Tanner observed that back in the 1950s, spaghetti and meatballs was considered exotic.
“Then, a generation later, it’s all part of the American stomach,” said Robert Lang, a professor of urban affairs at the University of Nevada, Las Vegas. “How exotic was something like sushi once? Now you see versions of Hispanic and Asian cooking on Applebee’s menu. This is Applebee’s, the Middle America restaurant down the street in Anytown, USA.”
Salsa sales are almost double those of ketchup. Tortillas outsell burger buns and potato chips. And burritos are as all-American as hot dogs.
Italian food tops the international/ethnic foods category, according to the Specialty Food Association, but Mexican, Chinese and other Asian, and Greek are not far behind.
Ethnic food sales — up more than 4 percent, to $8.7 billion, from 2010 to 2012 alone — are projected by market research firms to soar another 20 percent by 2017.
“From the beginning of the republic, the immigrant food experience has shaped us,” Lang said.
And naturally, food sales mirror population patterns.
Hispanics surpassed blacks as the nation’s largest minority group more than a decade ago and now number 53 million, or 17 percent of the U.S. population. But Asians were the fastest-growing group in 2012, up almost 3 percent in one year. They now total almost 19 million.
As such groups introduce cuisines from their homelands, young Americans become exposed at a young age. By the time they’re adults, what their parents called adventurous eating becomes mainstream. Sushi and hummus show up in school lunchboxes, and ethnic foods become part of the daily diet — just as pizza and bagels did decades ago.

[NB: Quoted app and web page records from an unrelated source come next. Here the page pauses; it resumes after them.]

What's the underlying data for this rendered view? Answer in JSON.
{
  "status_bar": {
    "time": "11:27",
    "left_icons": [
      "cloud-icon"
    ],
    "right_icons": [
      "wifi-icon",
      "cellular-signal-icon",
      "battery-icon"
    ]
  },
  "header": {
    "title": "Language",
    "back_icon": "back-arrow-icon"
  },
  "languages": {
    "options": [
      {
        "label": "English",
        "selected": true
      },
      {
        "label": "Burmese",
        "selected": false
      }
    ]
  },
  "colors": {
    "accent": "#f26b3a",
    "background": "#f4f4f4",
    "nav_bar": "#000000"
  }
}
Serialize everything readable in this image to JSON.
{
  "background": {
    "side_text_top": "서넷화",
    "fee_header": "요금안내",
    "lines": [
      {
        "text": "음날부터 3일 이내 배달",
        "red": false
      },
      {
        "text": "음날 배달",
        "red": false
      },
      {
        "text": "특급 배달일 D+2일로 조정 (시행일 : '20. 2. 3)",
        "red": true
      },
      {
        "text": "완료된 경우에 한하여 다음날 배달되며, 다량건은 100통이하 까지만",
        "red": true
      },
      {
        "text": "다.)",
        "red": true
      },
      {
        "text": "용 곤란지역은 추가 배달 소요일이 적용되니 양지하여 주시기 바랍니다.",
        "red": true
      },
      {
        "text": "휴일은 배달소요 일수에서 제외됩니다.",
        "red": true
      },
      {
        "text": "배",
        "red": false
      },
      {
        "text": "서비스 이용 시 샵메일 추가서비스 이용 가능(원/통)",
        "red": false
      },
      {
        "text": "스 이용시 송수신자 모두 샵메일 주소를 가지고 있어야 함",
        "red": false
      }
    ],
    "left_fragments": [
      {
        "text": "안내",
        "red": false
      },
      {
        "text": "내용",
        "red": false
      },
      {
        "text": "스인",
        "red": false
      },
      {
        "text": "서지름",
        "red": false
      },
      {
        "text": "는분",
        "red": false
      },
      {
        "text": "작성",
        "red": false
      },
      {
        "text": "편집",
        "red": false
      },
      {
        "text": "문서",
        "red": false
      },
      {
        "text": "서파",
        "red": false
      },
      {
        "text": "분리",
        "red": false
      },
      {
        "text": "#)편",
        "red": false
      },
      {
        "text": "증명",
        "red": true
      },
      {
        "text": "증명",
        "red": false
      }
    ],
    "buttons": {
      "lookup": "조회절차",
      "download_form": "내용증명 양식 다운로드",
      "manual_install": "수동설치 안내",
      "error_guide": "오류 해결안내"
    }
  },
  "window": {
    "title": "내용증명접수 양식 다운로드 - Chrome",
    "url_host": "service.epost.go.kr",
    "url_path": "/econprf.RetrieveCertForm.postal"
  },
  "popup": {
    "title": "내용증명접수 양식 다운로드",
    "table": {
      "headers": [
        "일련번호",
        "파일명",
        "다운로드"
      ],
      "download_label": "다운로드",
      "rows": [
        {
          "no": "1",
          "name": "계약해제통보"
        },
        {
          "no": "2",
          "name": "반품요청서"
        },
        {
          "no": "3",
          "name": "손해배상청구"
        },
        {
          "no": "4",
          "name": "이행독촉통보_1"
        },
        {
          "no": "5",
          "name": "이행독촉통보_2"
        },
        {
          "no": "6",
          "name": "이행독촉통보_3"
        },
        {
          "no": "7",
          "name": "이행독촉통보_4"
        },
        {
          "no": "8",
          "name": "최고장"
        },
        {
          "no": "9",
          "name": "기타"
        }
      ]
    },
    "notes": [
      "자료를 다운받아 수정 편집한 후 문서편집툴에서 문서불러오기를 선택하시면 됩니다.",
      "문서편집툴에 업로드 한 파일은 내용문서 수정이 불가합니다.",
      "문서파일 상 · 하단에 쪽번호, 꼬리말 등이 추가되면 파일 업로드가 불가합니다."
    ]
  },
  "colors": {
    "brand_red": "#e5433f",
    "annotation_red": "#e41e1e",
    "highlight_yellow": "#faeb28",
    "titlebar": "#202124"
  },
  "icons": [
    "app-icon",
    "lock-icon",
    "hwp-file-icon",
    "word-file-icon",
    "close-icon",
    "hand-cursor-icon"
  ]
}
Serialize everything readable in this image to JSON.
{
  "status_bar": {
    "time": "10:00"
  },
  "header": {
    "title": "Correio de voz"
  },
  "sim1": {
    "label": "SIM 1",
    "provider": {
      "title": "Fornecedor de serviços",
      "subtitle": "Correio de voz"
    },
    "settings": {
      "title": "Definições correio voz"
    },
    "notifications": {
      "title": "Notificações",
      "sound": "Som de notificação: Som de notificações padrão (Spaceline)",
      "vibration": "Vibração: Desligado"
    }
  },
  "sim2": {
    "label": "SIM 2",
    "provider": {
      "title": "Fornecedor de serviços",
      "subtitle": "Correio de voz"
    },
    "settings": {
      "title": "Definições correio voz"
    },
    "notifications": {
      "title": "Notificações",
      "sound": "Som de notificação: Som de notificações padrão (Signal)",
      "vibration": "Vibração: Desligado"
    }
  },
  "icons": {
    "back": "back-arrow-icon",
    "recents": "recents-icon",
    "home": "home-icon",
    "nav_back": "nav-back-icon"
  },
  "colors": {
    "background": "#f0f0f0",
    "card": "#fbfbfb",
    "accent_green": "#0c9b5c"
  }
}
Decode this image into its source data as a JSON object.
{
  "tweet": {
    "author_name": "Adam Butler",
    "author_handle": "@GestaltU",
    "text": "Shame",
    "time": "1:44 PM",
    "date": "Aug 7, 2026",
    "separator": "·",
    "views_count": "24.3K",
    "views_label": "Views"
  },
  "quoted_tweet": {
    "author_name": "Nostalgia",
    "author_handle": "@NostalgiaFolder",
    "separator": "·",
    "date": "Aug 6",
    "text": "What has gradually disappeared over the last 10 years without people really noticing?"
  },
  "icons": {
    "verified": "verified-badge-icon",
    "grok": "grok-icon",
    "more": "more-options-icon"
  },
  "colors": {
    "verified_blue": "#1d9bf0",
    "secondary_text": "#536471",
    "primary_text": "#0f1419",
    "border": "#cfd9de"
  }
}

Hina Khan-Mukhtar is a Pakistani-American teacher in the San Francisco Bay Area. She incorporates chaat masala, a traditional seasoning, in all-American fare such as scrambled eggs and chicken salad. Her children have enjoyed this culinary fusion that will eventually become run of the mill for their generation.
“Over the next half century, both Asians and Hispanics will more than double their populations,” said William Frey, a demographer at the Brookings Institution in Washington, D.C.
“In fact, America’s child population will be minority white in less than five years," he said. "With Asian and Hispanic households moving to all parts of the country, foods that were once thought of as exotic and confined to the coasts are now available everywhere.”
And that’s why sriracha, a red paste in a big clear plastic bottle, can now be seen on every table in most Asian restaurants. Indeed, that is why the controversy here has little to do with ethnic tensions — and a lot more to do with allegations of pollution.
The company was sued by the city for public nuisance after residents complained of burning eyes, scratchy throats and headaches. Residential neighborhoods surround the imposing Huy Fong facility.
Joanna Pena, 33, said she’s been suffering from headaches and a burning in her throat, especially during afternoon hours, when the chili peppers are roasted. Despite a carbon-based filtration system, the fumes sting eyes and throats, especially when the wind blows in the direction of her home, almost directly across the street from the factory.
“It makes us gag,” said Pena, who has lived here 10 years. “We keep the windows closed.”
Her three children, ages 13, 12 and 8, don’t use the swing set in the front yard much these days because “they don’t like to play outside anymore,” she said. “They stay inside all the time.”
Pena understands why hot sauce manufacturing would have this effect.
“I kill myself when I make my own salsa,” she said. "I don’t wish them bad.”
She just wants the company to do more to stop the burning fumes from reaching her home.